[TASK TO CARRY OUT] Look through the records and copy each line with the string "content" in it.

[[ EXCERPTED RECORDS, beginning ]]

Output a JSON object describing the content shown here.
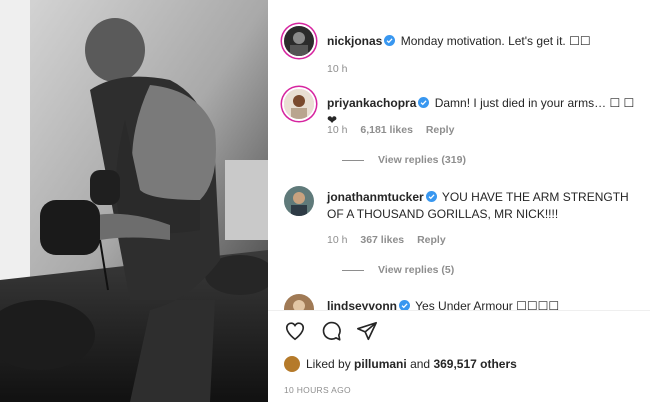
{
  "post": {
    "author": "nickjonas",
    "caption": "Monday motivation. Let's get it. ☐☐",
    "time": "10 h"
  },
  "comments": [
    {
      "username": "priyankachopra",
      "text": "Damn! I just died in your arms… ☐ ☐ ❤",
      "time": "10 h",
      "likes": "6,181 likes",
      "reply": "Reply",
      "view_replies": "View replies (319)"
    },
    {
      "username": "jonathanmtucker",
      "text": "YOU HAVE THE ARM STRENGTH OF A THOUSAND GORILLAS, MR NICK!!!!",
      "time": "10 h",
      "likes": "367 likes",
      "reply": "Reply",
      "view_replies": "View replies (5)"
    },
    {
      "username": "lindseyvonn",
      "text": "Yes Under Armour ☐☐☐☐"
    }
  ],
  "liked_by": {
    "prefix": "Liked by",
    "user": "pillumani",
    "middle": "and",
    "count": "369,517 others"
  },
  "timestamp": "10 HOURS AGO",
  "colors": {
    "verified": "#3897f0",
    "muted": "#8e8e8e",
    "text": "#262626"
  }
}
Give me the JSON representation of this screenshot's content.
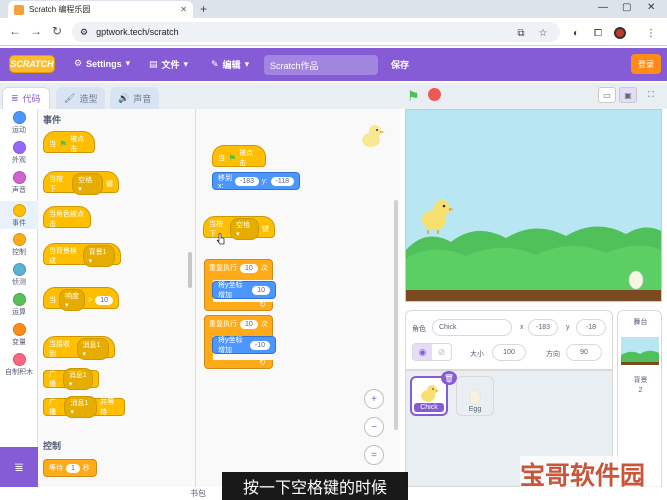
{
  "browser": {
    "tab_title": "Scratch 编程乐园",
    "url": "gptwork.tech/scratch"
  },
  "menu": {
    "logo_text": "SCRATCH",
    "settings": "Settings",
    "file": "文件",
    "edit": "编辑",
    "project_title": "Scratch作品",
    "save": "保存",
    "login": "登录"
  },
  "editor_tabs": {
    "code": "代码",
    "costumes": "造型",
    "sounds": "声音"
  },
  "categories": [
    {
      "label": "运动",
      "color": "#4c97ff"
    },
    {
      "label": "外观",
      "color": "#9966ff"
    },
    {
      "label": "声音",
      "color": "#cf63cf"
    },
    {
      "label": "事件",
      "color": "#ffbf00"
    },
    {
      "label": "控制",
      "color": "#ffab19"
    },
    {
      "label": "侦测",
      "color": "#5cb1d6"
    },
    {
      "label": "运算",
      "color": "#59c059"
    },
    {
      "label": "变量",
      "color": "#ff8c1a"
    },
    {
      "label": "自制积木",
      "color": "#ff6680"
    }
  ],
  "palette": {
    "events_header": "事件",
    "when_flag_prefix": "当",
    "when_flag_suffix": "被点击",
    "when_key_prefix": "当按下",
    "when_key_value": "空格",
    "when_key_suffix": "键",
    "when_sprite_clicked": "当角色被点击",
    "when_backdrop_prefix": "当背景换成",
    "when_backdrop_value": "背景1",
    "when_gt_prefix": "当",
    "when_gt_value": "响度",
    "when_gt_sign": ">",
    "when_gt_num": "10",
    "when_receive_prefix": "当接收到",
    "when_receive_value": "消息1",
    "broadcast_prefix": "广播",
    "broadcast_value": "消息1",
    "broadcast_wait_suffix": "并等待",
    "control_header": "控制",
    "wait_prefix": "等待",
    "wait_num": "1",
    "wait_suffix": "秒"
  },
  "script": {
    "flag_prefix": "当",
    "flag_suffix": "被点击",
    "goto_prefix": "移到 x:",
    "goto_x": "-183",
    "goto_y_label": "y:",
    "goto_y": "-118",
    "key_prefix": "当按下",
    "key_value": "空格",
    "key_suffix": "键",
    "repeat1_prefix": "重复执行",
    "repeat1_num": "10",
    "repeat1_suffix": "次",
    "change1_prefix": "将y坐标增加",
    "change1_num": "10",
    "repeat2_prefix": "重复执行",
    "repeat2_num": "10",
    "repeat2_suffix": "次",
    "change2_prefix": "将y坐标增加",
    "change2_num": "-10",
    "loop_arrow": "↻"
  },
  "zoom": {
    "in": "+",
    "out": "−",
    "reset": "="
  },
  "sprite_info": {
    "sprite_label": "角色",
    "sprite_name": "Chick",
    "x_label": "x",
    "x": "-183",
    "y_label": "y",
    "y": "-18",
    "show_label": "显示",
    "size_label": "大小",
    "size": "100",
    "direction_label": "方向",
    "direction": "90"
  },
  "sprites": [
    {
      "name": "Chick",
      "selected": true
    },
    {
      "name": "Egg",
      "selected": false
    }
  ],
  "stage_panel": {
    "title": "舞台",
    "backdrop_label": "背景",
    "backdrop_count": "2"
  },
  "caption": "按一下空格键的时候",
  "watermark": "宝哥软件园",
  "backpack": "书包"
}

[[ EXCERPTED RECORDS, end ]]
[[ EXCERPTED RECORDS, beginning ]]

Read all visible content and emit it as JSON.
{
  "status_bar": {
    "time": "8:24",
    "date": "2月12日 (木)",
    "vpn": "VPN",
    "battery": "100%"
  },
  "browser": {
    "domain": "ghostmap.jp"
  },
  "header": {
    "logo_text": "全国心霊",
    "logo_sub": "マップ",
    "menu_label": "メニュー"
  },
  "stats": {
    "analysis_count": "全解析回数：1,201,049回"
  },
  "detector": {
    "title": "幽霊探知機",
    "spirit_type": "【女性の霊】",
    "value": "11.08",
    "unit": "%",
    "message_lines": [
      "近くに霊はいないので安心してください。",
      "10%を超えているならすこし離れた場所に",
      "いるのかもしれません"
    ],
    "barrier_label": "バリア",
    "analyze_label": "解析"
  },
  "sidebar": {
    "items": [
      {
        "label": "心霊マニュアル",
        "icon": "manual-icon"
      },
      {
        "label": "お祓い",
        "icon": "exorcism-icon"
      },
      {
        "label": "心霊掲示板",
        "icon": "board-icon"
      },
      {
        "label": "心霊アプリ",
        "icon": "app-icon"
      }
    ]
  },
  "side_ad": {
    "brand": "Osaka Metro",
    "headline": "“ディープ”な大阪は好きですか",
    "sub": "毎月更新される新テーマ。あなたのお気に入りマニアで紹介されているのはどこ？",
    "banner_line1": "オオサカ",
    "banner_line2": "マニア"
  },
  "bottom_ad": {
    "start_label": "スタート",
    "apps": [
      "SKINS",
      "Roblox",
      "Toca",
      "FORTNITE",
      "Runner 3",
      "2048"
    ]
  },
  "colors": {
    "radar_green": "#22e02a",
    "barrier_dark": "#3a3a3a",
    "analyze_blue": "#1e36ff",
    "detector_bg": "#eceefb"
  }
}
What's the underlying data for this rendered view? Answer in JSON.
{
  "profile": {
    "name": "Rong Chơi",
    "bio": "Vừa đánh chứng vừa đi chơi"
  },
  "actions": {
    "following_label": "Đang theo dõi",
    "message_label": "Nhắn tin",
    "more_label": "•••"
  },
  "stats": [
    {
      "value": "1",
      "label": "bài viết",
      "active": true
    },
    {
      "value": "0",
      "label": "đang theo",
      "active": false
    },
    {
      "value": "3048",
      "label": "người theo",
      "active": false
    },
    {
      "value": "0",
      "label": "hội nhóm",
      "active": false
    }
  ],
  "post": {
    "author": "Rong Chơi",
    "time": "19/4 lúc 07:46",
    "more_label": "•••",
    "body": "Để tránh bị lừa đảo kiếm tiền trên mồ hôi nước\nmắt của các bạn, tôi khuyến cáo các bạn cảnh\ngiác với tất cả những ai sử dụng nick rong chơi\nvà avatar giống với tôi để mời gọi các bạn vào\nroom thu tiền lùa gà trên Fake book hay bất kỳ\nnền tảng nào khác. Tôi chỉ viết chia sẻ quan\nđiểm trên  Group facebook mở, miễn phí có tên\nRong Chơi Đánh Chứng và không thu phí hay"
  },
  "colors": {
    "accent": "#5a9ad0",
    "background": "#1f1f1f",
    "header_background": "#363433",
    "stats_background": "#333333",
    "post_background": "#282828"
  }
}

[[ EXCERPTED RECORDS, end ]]

[ANSWER TO THE PROBLEM]
Output a JSON object describing the content shown here.
Give me the JSON representation of this screenshot's content.
Read all visible content and emit it as JSON.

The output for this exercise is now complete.